Assigned task: None of the pictures should be copied, though every line of the listing must be printed exactly.

'''

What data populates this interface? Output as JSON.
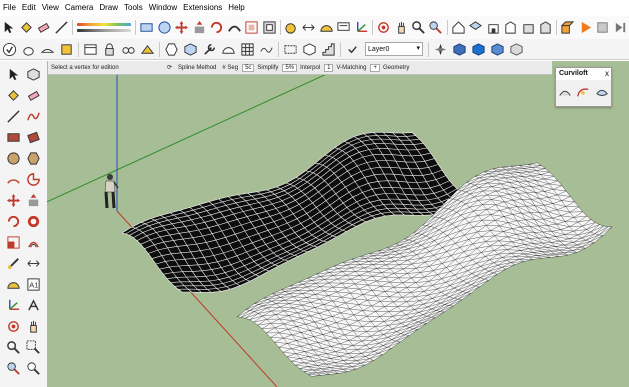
{
  "menu": {
    "items": [
      "File",
      "Edit",
      "View",
      "Camera",
      "Draw",
      "Tools",
      "Window",
      "Extensions",
      "Help"
    ]
  },
  "layer": {
    "name": "Layer0"
  },
  "status": {
    "prompt": "Select a vertex for edition",
    "labels": [
      "Spline Method",
      "# Seg",
      "Simplify",
      "Interpol",
      "V-Matching",
      "Geometry"
    ],
    "values": [
      "5c",
      "5%",
      "1",
      "+"
    ]
  },
  "plugin": {
    "title": "Curviloft",
    "close": "x"
  },
  "colors": {
    "viewport": "#a7bd96",
    "axis_red": "#c0392b",
    "axis_green": "#2f8f2f",
    "axis_blue": "#2b4fbf",
    "accent": "#1a6fd1"
  },
  "icons": {
    "toolbar": [
      "select-icon",
      "paint-bucket-icon",
      "eraser-icon",
      "line-icon",
      "rectangle-icon",
      "circle-icon",
      "move-icon",
      "push-pull-icon",
      "rotate-icon",
      "follow-me-icon",
      "scale-icon",
      "offset-icon",
      "tape-icon",
      "dimension-icon",
      "protractor-icon",
      "text-icon",
      "axes-icon",
      "3d-text-icon",
      "orbit-icon",
      "pan-icon",
      "zoom-icon",
      "zoom-extents-icon",
      "warehouse-icon",
      "extension-icon"
    ],
    "left": [
      "select-icon",
      "make-component-icon",
      "paint-bucket-icon",
      "eraser-icon",
      "line-icon",
      "freehand-icon",
      "rectangle-icon",
      "rotated-rectangle-icon",
      "circle-icon",
      "polygon-icon",
      "arc-icon",
      "pie-icon",
      "move-icon",
      "push-pull-icon",
      "rotate-icon",
      "follow-me-icon",
      "scale-icon",
      "offset-icon",
      "tape-icon",
      "dimension-icon",
      "protractor-icon",
      "text-icon",
      "axes-icon",
      "3d-text-icon",
      "orbit-icon",
      "pan-icon",
      "zoom-icon",
      "zoom-window-icon"
    ],
    "plugin": [
      "loft-by-spline-icon",
      "loft-along-path-icon",
      "skinning-icon"
    ]
  }
}
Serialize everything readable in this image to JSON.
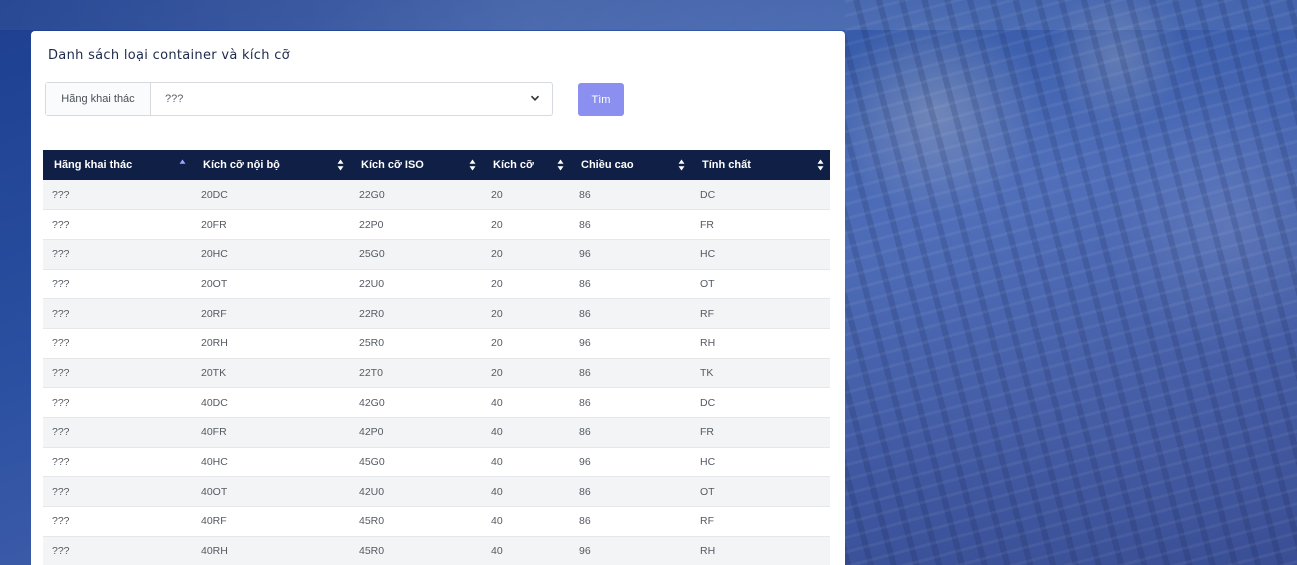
{
  "panel": {
    "title": "Danh sách loại container và kích cỡ"
  },
  "filter": {
    "label": "Hãng khai thác",
    "selected": "???"
  },
  "search_button": {
    "label": "Tìm"
  },
  "colors": {
    "header_bg": "#0f1f45",
    "button_bg": "#8a8ff0",
    "background": "#2a4fa0"
  },
  "table": {
    "columns": [
      {
        "label": "Hãng khai thác",
        "sort": "asc"
      },
      {
        "label": "Kích cỡ nội bộ",
        "sort": "both"
      },
      {
        "label": "Kích cỡ ISO",
        "sort": "both"
      },
      {
        "label": "Kích cỡ",
        "sort": "both"
      },
      {
        "label": "Chiều cao",
        "sort": "both"
      },
      {
        "label": "Tính chất",
        "sort": "both"
      }
    ],
    "rows": [
      [
        "???",
        "20DC",
        "22G0",
        "20",
        "86",
        "DC"
      ],
      [
        "???",
        "20FR",
        "22P0",
        "20",
        "86",
        "FR"
      ],
      [
        "???",
        "20HC",
        "25G0",
        "20",
        "96",
        "HC"
      ],
      [
        "???",
        "20OT",
        "22U0",
        "20",
        "86",
        "OT"
      ],
      [
        "???",
        "20RF",
        "22R0",
        "20",
        "86",
        "RF"
      ],
      [
        "???",
        "20RH",
        "25R0",
        "20",
        "96",
        "RH"
      ],
      [
        "???",
        "20TK",
        "22T0",
        "20",
        "86",
        "TK"
      ],
      [
        "???",
        "40DC",
        "42G0",
        "40",
        "86",
        "DC"
      ],
      [
        "???",
        "40FR",
        "42P0",
        "40",
        "86",
        "FR"
      ],
      [
        "???",
        "40HC",
        "45G0",
        "40",
        "96",
        "HC"
      ],
      [
        "???",
        "40OT",
        "42U0",
        "40",
        "86",
        "OT"
      ],
      [
        "???",
        "40RF",
        "45R0",
        "40",
        "86",
        "RF"
      ],
      [
        "???",
        "40RH",
        "45R0",
        "40",
        "96",
        "RH"
      ]
    ]
  }
}
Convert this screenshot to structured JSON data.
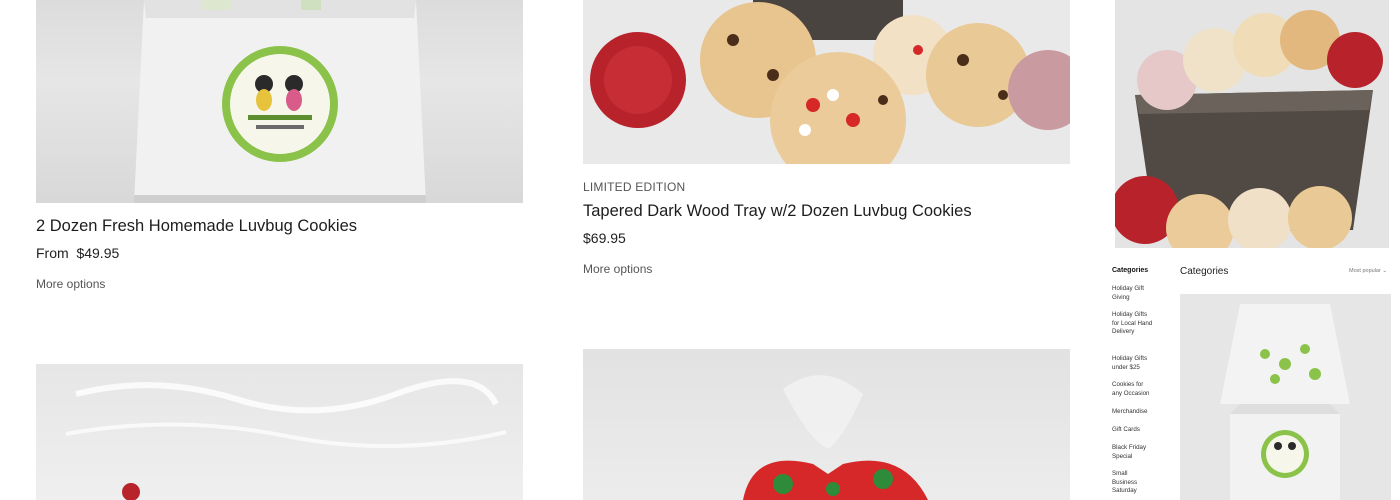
{
  "products": [
    {
      "title": "2 Dozen Fresh Homemade Luvbug Cookies",
      "price_prefix": "From",
      "price": "$49.95",
      "more_options": "More options",
      "sticker_text": "Luvbug Cookie Company"
    },
    {
      "badge": "LIMITED EDITION",
      "title": "Tapered Dark Wood Tray w/2 Dozen Luvbug Cookies",
      "price": "$69.95",
      "more_options": "More options"
    }
  ],
  "mini_page": {
    "categories_heading": "Categories",
    "categories": [
      "Holiday Gift Giving",
      "Holiday Gifts for Local Hand Delivery",
      "Holiday Gifts under $25",
      "Cookies for any Occasion",
      "Merchandise",
      "Gift Cards",
      "Black Friday Special",
      "Small Business Saturday"
    ],
    "title": "Categories",
    "sort_label": "Most popular",
    "sticker_text": "Luvbug Cookie Company"
  },
  "colors": {
    "text": "#222222",
    "muted": "#555555",
    "sticker_green": "#8bc34a",
    "ribbon_red": "#d62828",
    "wood": "#4a4440"
  }
}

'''

Exercise result:
What data populates this interface? Output as JSON.
{
  "menu": {
    "items": [
      "File",
      "Edit",
      "View",
      "Camera",
      "Draw",
      "Tools",
      "Window",
      "Extensions",
      "Help"
    ]
  },
  "layer": {
    "name": "Layer0"
  },
  "status": {
    "prompt": "Select a vertex for edition",
    "labels": [
      "Spline Method",
      "# Seg",
      "Simplify",
      "Interpol",
      "V-Matching",
      "Geometry"
    ],
    "values": [
      "5c",
      "5%",
      "1",
      "+"
    ]
  },
  "plugin": {
    "title": "Curviloft",
    "close": "x"
  },
  "colors": {
    "viewport": "#a7bd96",
    "axis_red": "#c0392b",
    "axis_green": "#2f8f2f",
    "axis_blue": "#2b4fbf",
    "accent": "#1a6fd1"
  },
  "icons": {
    "toolbar": [
      "select-icon",
      "paint-bucket-icon",
      "eraser-icon",
      "line-icon",
      "rectangle-icon",
      "circle-icon",
      "move-icon",
      "push-pull-icon",
      "rotate-icon",
      "follow-me-icon",
      "scale-icon",
      "offset-icon",
      "tape-icon",
      "dimension-icon",
      "protractor-icon",
      "text-icon",
      "axes-icon",
      "3d-text-icon",
      "orbit-icon",
      "pan-icon",
      "zoom-icon",
      "zoom-extents-icon",
      "warehouse-icon",
      "extension-icon"
    ],
    "left": [
      "select-icon",
      "make-component-icon",
      "paint-bucket-icon",
      "eraser-icon",
      "line-icon",
      "freehand-icon",
      "rectangle-icon",
      "rotated-rectangle-icon",
      "circle-icon",
      "polygon-icon",
      "arc-icon",
      "pie-icon",
      "move-icon",
      "push-pull-icon",
      "rotate-icon",
      "follow-me-icon",
      "scale-icon",
      "offset-icon",
      "tape-icon",
      "dimension-icon",
      "protractor-icon",
      "text-icon",
      "axes-icon",
      "3d-text-icon",
      "orbit-icon",
      "pan-icon",
      "zoom-icon",
      "zoom-window-icon"
    ],
    "plugin": [
      "loft-by-spline-icon",
      "loft-along-path-icon",
      "skinning-icon"
    ]
  }
}
Serialize everything readable in this image to JSON.
{
  "panel": {
    "title": "Danh sách loại container và kích cỡ"
  },
  "filter": {
    "label": "Hãng khai thác",
    "selected": "???"
  },
  "search_button": {
    "label": "Tìm"
  },
  "colors": {
    "header_bg": "#0f1f45",
    "button_bg": "#8a8ff0",
    "background": "#2a4fa0"
  },
  "table": {
    "columns": [
      {
        "label": "Hãng khai thác",
        "sort": "asc"
      },
      {
        "label": "Kích cỡ nội bộ",
        "sort": "both"
      },
      {
        "label": "Kích cỡ ISO",
        "sort": "both"
      },
      {
        "label": "Kích cỡ",
        "sort": "both"
      },
      {
        "label": "Chiều cao",
        "sort": "both"
      },
      {
        "label": "Tính chất",
        "sort": "both"
      }
    ],
    "rows": [
      [
        "???",
        "20DC",
        "22G0",
        "20",
        "86",
        "DC"
      ],
      [
        "???",
        "20FR",
        "22P0",
        "20",
        "86",
        "FR"
      ],
      [
        "???",
        "20HC",
        "25G0",
        "20",
        "96",
        "HC"
      ],
      [
        "???",
        "20OT",
        "22U0",
        "20",
        "86",
        "OT"
      ],
      [
        "???",
        "20RF",
        "22R0",
        "20",
        "86",
        "RF"
      ],
      [
        "???",
        "20RH",
        "25R0",
        "20",
        "96",
        "RH"
      ],
      [
        "???",
        "20TK",
        "22T0",
        "20",
        "86",
        "TK"
      ],
      [
        "???",
        "40DC",
        "42G0",
        "40",
        "86",
        "DC"
      ],
      [
        "???",
        "40FR",
        "42P0",
        "40",
        "86",
        "FR"
      ],
      [
        "???",
        "40HC",
        "45G0",
        "40",
        "96",
        "HC"
      ],
      [
        "???",
        "40OT",
        "42U0",
        "40",
        "86",
        "OT"
      ],
      [
        "???",
        "40RF",
        "45R0",
        "40",
        "86",
        "RF"
      ],
      [
        "???",
        "40RH",
        "45R0",
        "40",
        "96",
        "RH"
      ]
    ]
  }
}
Convert this screenshot to structured JSON data.
{
  "products": [
    {
      "title": "2 Dozen Fresh Homemade Luvbug Cookies",
      "price_prefix": "From",
      "price": "$49.95",
      "more_options": "More options",
      "sticker_text": "Luvbug Cookie Company"
    },
    {
      "badge": "LIMITED EDITION",
      "title": "Tapered Dark Wood Tray w/2 Dozen Luvbug Cookies",
      "price": "$69.95",
      "more_options": "More options"
    }
  ],
  "mini_page": {
    "categories_heading": "Categories",
    "categories": [
      "Holiday Gift Giving",
      "Holiday Gifts for Local Hand Delivery",
      "Holiday Gifts under $25",
      "Cookies for any Occasion",
      "Merchandise",
      "Gift Cards",
      "Black Friday Special",
      "Small Business Saturday"
    ],
    "title": "Categories",
    "sort_label": "Most popular",
    "sticker_text": "Luvbug Cookie Company"
  },
  "colors": {
    "text": "#222222",
    "muted": "#555555",
    "sticker_green": "#8bc34a",
    "ribbon_red": "#d62828",
    "wood": "#4a4440"
  }
}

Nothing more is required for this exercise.